When the family was finally reunited in Africa after the war, Le Clézio was 8, and his father had become not just a stranger, but a different man. He was “worn, prematurely aged by the equatorial climate. He’d become irritable due to the theophylline he took for his asthma, had grown bitter from loneliness, from having lived all the years of the war cut off from the rest of the world, not knowing what had become of his family, unable to leave his post to go to the aid of his wife and children or even to send them any money.”
Le Clézio repeatedly underscores what he then perceived as his father’s autocratic manner and extreme, inflexible habits. “His obsession with hygiene led him to do amazing things, like washing his hands with alcohol and then lighting a match to them.” The doctor even insisted that his sons wear wool socks and shiny leather shoes, which they immediately took off once he left for his day’s work. Instead, the two boys ran in the savannah barefoot, played with the local children, knocked over termite castles and dodged the soldier ants — “fierce, red, with eyes and mandibles, able to secrete poison and attack whomever they encountered. They were the true rulers of Ogoja.”
Although Le Clézio maintains that he isn’t nostalgic by nature, he recalls those vanished days with obvious pleasure: “The older boys took care of the younger ones, they were never alone, never left to fend for themselves. Games, discussions, and light work alternated with no specific schedule: they gathered dead wood and dried manure patties for fuel while out for a walk, they spent hours drawing water at the wells while they chatted, they played trictrac on the dusty ground, or sat in front of the door to my father’s house gazing out into the distance, not waiting for anything.”
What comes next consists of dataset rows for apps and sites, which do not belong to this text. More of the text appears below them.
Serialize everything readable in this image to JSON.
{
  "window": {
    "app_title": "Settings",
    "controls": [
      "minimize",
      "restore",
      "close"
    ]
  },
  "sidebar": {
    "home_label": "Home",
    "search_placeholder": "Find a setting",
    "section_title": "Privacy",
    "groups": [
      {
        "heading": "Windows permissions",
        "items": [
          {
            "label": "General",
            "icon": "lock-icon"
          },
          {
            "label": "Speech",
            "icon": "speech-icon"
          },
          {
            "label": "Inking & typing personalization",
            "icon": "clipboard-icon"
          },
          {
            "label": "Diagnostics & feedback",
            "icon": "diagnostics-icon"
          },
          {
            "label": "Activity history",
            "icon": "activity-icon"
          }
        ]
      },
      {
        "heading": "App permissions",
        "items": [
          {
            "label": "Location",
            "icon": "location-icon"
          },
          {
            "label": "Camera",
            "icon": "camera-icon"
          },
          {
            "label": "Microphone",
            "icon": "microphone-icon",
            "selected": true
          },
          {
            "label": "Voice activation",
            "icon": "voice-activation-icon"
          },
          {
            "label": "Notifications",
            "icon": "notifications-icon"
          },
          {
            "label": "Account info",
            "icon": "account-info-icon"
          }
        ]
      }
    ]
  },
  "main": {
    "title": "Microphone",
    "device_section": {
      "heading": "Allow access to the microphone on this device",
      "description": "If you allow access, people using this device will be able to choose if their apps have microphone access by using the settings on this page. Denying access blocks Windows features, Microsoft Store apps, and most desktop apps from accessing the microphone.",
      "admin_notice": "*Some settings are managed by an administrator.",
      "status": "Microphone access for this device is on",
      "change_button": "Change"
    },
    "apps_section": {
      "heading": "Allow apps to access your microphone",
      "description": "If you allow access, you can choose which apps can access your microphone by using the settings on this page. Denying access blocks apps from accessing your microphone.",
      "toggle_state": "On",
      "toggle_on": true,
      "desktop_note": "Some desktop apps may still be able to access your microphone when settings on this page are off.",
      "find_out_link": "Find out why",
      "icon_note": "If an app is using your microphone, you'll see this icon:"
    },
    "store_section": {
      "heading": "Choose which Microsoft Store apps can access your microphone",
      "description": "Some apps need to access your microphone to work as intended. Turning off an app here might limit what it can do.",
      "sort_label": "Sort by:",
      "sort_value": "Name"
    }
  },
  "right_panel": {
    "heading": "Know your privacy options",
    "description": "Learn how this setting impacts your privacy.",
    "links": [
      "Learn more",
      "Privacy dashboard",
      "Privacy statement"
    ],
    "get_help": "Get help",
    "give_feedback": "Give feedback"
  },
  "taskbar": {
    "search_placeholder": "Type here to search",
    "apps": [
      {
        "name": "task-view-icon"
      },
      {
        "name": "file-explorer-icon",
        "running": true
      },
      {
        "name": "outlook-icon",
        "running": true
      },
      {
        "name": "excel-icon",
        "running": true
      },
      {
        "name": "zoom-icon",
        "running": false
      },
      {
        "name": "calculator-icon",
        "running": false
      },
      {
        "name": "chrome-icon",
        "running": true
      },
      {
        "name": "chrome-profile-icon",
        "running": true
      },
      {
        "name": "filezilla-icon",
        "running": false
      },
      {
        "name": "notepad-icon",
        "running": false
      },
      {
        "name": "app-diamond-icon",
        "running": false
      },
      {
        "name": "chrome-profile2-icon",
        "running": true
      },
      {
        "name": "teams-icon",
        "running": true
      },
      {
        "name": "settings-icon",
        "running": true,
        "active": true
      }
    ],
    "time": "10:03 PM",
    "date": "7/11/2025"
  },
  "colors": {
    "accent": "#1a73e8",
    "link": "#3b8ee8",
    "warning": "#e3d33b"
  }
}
After his forced retirement, the senior Le Clézio returned to France but couldn’t really adjust. “The man who had trained to be a doctor in remote countries — who had learned to be ambidextrous, able to operate on himself using a mirror or to stitch up his own hernia. The man with the calloused hands of a surgeon, who could saw through a bone or put a splint in place, who could make knots and splices — that man no longer used his energy and knowledge for anything but those minute unrewarded tasks that most people in retirement refuse to do: with equal application, he would wash the dishes, repair the broken floor tiles in his apartment, wash his clothing, darn his socks, build benches and shelves out of crate wood. Africa had left a mark on him that fit closely with the legacy of the spartan upbringing he’d received from his family in Mauritius.”
And then the 1968 Biafran nightmare began: “To gain control of the oil wells at the mouth of the Calabar River, Ibos and Yorubas [started] exterminating one another, as the Western world looked on with indifference.” The news photographs from Nigeria simply broke Dr. Le Clézio’s heart. “Along the roads, on the banks of the rivers, at the entrances to villages, hundreds of thousand of children were dying of hunger or dehydration. It was a cemetery as vast as a country.”
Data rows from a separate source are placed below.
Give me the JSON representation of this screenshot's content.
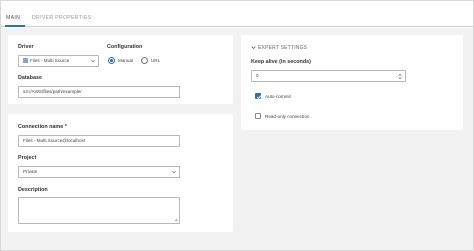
{
  "tabs": [
    {
      "label": "MAIN",
      "active": true
    },
    {
      "label": "DRIVER PROPERTIES",
      "active": false
    }
  ],
  "driver": {
    "label": "Driver",
    "selected": "Files - Multi Source"
  },
  "configuration": {
    "label": "Configuration",
    "options": [
      "Manual",
      "URL"
    ],
    "selected": "Manual"
  },
  "database": {
    "label": "Database",
    "value": "s3://AWS/files/path/example/"
  },
  "connection_name": {
    "label": "Connection name *",
    "value": "Files - Multi Source@localhost"
  },
  "project": {
    "label": "Project",
    "selected": "Private"
  },
  "description": {
    "label": "Description",
    "value": ""
  },
  "expert_settings": {
    "label": "EXPERT SETTINGS",
    "keep_alive_label": "Keep alive (in seconds)",
    "keep_alive_value": "0",
    "auto_commit_label": "Auto-commit",
    "auto_commit_checked": true,
    "read_only_label": "Read-only connection",
    "read_only_checked": false
  },
  "colors": {
    "accent": "#2d6fb3",
    "background": "#f2f2f2",
    "panel": "#ffffff"
  }
}
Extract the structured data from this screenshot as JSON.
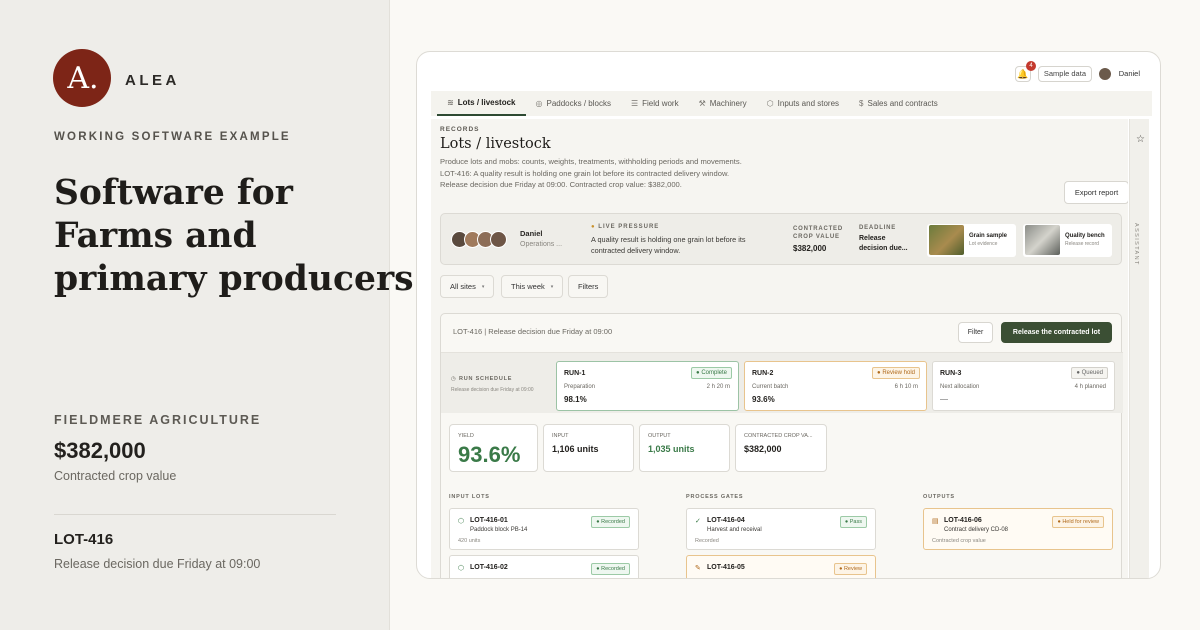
{
  "brand": {
    "logo_letter": "A.",
    "name": "ALEA",
    "accent": "#7d2517"
  },
  "hero": {
    "eyebrow": "WORKING SOFTWARE EXAMPLE",
    "headline": "Software for Farms and primary producers",
    "company": "FIELDMERE AGRICULTURE",
    "value": "$382,000",
    "value_caption": "Contracted crop value",
    "lot": "LOT-416",
    "lot_caption": "Release decision due Friday at 09:00"
  },
  "app": {
    "topbar": {
      "bell_icon": "bell-icon",
      "notification_count": "4",
      "sample_label": "Sample data",
      "user_name": "Daniel"
    },
    "tabs": [
      {
        "label": "Lots / livestock",
        "icon": "layers-icon",
        "glyph": "≋"
      },
      {
        "label": "Paddocks / blocks",
        "icon": "map-pin-icon",
        "glyph": "◎"
      },
      {
        "label": "Field work",
        "icon": "list-icon",
        "glyph": "☰"
      },
      {
        "label": "Machinery",
        "icon": "wrench-icon",
        "glyph": "⚒"
      },
      {
        "label": "Inputs and stores",
        "icon": "box-icon",
        "glyph": "⬡"
      },
      {
        "label": "Sales and contracts",
        "icon": "dollar-icon",
        "glyph": "$"
      }
    ],
    "rail": {
      "star_icon": "star-icon",
      "label": "ASSISTANT"
    },
    "page": {
      "section": "RECORDS",
      "title": "Lots / livestock",
      "description": "Produce lots and mobs: counts, weights, treatments, withholding periods and movements. LOT-416: A quality result is holding one grain lot before its contracted delivery window. Release decision due Friday at 09:00. Contracted crop value: $382,000.",
      "export_label": "Export report"
    },
    "pressure": {
      "person": "Daniel",
      "role": "Operations ...",
      "label": "LIVE PRESSURE",
      "text": "A quality result is holding one grain lot before its contracted delivery window.",
      "value_label": "CONTRACTED CROP VALUE",
      "value": "$382,000",
      "deadline_label": "DEADLINE",
      "deadline": "Release decision due...",
      "thumbs": [
        {
          "title": "Grain sample",
          "sub": "Lot evidence"
        },
        {
          "title": "Quality bench",
          "sub": "Release record"
        }
      ]
    },
    "filters": [
      {
        "label": "All sites",
        "chevron": "▾"
      },
      {
        "label": "This week",
        "chevron": "▾"
      },
      {
        "label": "Filters",
        "chevron": ""
      }
    ],
    "panel": {
      "header": "LOT-416 | Release decision due Friday at 09:00",
      "filter_label": "Filter",
      "release_label": "Release the contracted lot",
      "schedule_label": "RUN SCHEDULE",
      "schedule_sub": "Release decision due Friday at 09:00",
      "runs": [
        {
          "title": "RUN-1",
          "badge": "Complete",
          "label": "Preparation",
          "time": "2 h 20 m",
          "value": "98.1%"
        },
        {
          "title": "RUN-2",
          "badge": "Review hold",
          "label": "Current batch",
          "time": "6 h 10 m",
          "value": "93.6%"
        },
        {
          "title": "RUN-3",
          "badge": "Queued",
          "label": "Next allocation",
          "time": "4 h planned",
          "value": "—"
        }
      ],
      "metrics": [
        {
          "label": "YIELD",
          "value": "93.6%"
        },
        {
          "label": "INPUT",
          "value": "1,106 units"
        },
        {
          "label": "OUTPUT",
          "value": "1,035 units"
        },
        {
          "label": "CONTRACTED CROP VA...",
          "value": "$382,000"
        }
      ],
      "columns": {
        "input": {
          "heading": "INPUT LOTS",
          "cards": [
            {
              "title": "LOT-416-01",
              "sub": "Paddock block PB-14",
              "meta": "420 units",
              "badge": "Recorded",
              "glyph": "⬡"
            },
            {
              "title": "LOT-416-02",
              "sub": "",
              "meta": "",
              "badge": "Recorded",
              "glyph": "⬡"
            }
          ]
        },
        "process": {
          "heading": "PROCESS GATES",
          "cards": [
            {
              "title": "LOT-416-04",
              "sub": "Harvest and receival",
              "meta": "Recorded",
              "badge": "Pass",
              "glyph": "✓"
            },
            {
              "title": "LOT-416-05",
              "sub": "",
              "meta": "",
              "badge": "Review",
              "glyph": "✎"
            }
          ]
        },
        "outputs": {
          "heading": "OUTPUTS",
          "cards": [
            {
              "title": "LOT-416-06",
              "sub": "Contract delivery CD-08",
              "meta": "Contracted crop value",
              "badge": "Held for review",
              "glyph": "▤"
            }
          ]
        }
      }
    }
  }
}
Apart from award-winning novels, starting with “The Interrogation,” J.M.G. Le Clézio has written repeatedly about ecology, landscape and colonialism, paying particular attention to Africa, Mexico, Central America and his family’s native Mauritius. Given that he has produced more than 40 books, “The African” can represent only one aspect of, in the words of the Nobel committee, “an author of new departures, poetic adventure and sensual ecstasy, explorer of a humanity beyond and below the reigning civilization.” Still, this brief memoir provides a good entry point, honoring, as it does, Le Clézio’s father and mother and his own lost African childhood.
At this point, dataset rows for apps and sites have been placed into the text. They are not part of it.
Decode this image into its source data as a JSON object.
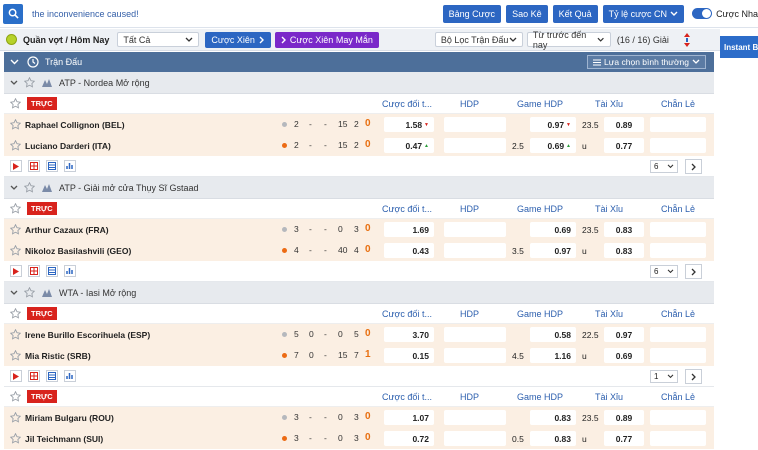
{
  "topbar": {
    "search_text": "the inconvenience caused!",
    "btn_bang_cuoc": "Bảng Cược",
    "btn_sao_ke": "Sao Kê",
    "btn_ket_qua": "Kết Quả",
    "btn_ty_le": "Tỷ lệ cược CN",
    "toggle_label": "Cược Nha"
  },
  "filterbar": {
    "sport_label": "Quần vợt / Hôm Nay",
    "select_all": "Tất Cả",
    "cuoc_xien": "Cược Xiên",
    "cuoc_xien_may_man": "Cược Xiên May Mắn",
    "league_filter": "Bộ Lọc Trận Đấu",
    "sort_time": "Từ trước đến nay",
    "page_count": "(16 / 16) Giải",
    "instant": "Instant Bet"
  },
  "header": {
    "title": "Trận Đấu",
    "sort_label": "Lựa chọn bình thường"
  },
  "columns": {
    "c1": "Cược đối t...",
    "c2": "HDP",
    "c3": "Game HDP",
    "c4": "Tài Xỉu",
    "c5": "Chẵn Lẻ"
  },
  "live_label": "TRỰC",
  "leagues": [
    {
      "name": "ATP - Nordea Mở rộng",
      "pager": "6",
      "teams": [
        {
          "name": "Raphael Collignon (BEL)",
          "s1": "2",
          "s2": "-",
          "s3": "-",
          "s4": "15",
          "s5": "2",
          "big": "0",
          "ml": "1.58",
          "ml_arrow": "▼",
          "hdp": "",
          "ghdp_line": "",
          "ghdp": "0.97",
          "ghdp_arrow": "▼",
          "ou_line": "23.5",
          "ou": "0.89"
        },
        {
          "name": "Luciano Darderi (ITA)",
          "s1": "2",
          "s2": "-",
          "s3": "-",
          "s4": "15",
          "s5": "2",
          "big": "0",
          "ml": "0.47",
          "ml_arrow": "▲",
          "hdp": "",
          "ghdp_line": "2.5",
          "ghdp": "0.69",
          "ghdp_arrow": "▲",
          "ou_line": "u",
          "ou": "0.77"
        }
      ]
    },
    {
      "name": "ATP - Giải mở cửa Thụy Sĩ Gstaad",
      "pager": "6",
      "teams": [
        {
          "name": "Arthur Cazaux (FRA)",
          "s1": "3",
          "s2": "-",
          "s3": "-",
          "s4": "0",
          "s5": "3",
          "big": "0",
          "ml": "1.69",
          "ml_arrow": "",
          "hdp": "",
          "ghdp_line": "",
          "ghdp": "0.69",
          "ghdp_arrow": "",
          "ou_line": "23.5",
          "ou": "0.83"
        },
        {
          "name": "Nikoloz Basilashvili (GEO)",
          "s1": "4",
          "s2": "-",
          "s3": "-",
          "s4": "40",
          "s5": "4",
          "big": "0",
          "ml": "0.43",
          "ml_arrow": "",
          "hdp": "",
          "ghdp_line": "3.5",
          "ghdp": "0.97",
          "ghdp_arrow": "",
          "ou_line": "u",
          "ou": "0.83"
        }
      ]
    },
    {
      "name": "WTA - Iasi Mở rộng",
      "pager": "1",
      "teams": [
        {
          "name": "Irene Burillo Escorihuela (ESP)",
          "s1": "5",
          "s2": "0",
          "s3": "-",
          "s4": "0",
          "s5": "5",
          "big": "0",
          "ml": "3.70",
          "ml_arrow": "",
          "hdp": "",
          "ghdp_line": "",
          "ghdp": "0.58",
          "ghdp_arrow": "",
          "ou_line": "22.5",
          "ou": "0.97"
        },
        {
          "name": "Mia Ristic (SRB)",
          "s1": "7",
          "s2": "0",
          "s3": "-",
          "s4": "15",
          "s5": "7",
          "big": "1",
          "ml": "0.15",
          "ml_arrow": "",
          "hdp": "",
          "ghdp_line": "4.5",
          "ghdp": "1.16",
          "ghdp_arrow": "",
          "ou_line": "u",
          "ou": "0.69"
        }
      ]
    },
    {
      "name": "",
      "pager": "",
      "teams": [
        {
          "name": "Miriam Bulgaru (ROU)",
          "s1": "3",
          "s2": "-",
          "s3": "-",
          "s4": "0",
          "s5": "3",
          "big": "0",
          "ml": "1.07",
          "ml_arrow": "",
          "hdp": "",
          "ghdp_line": "",
          "ghdp": "0.83",
          "ghdp_arrow": "",
          "ou_line": "23.5",
          "ou": "0.89"
        },
        {
          "name": "Jil Teichmann (SUI)",
          "s1": "3",
          "s2": "-",
          "s3": "-",
          "s4": "0",
          "s5": "3",
          "big": "0",
          "ml": "0.72",
          "ml_arrow": "",
          "hdp": "",
          "ghdp_line": "0.5",
          "ghdp": "0.83",
          "ghdp_arrow": "",
          "ou_line": "u",
          "ou": "0.77"
        }
      ]
    }
  ]
}
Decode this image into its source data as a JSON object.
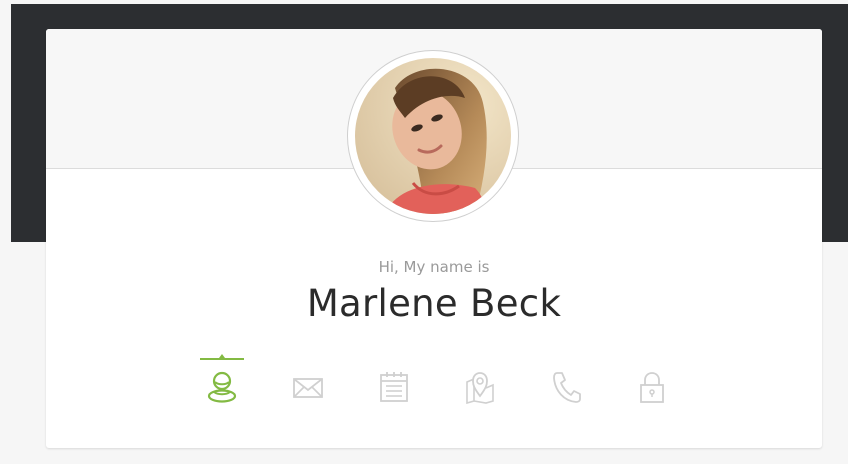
{
  "profile": {
    "greeting": "Hi, My name is",
    "name": "Marlene Beck"
  },
  "tabs": [
    {
      "icon": "user-icon",
      "active": true
    },
    {
      "icon": "mail-icon",
      "active": false
    },
    {
      "icon": "calendar-icon",
      "active": false
    },
    {
      "icon": "map-pin-icon",
      "active": false
    },
    {
      "icon": "phone-icon",
      "active": false
    },
    {
      "icon": "lock-icon",
      "active": false
    }
  ],
  "colors": {
    "accent": "#83ba43",
    "inactive_icon": "#d0d0d0",
    "header_dark": "#2c2e31"
  }
}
Dirda reviews books for The Washington Post every Thursday.
By J.M.G. Le Clézio
Translated from the French by C. Dickson
Godine. 106 pp. $22.95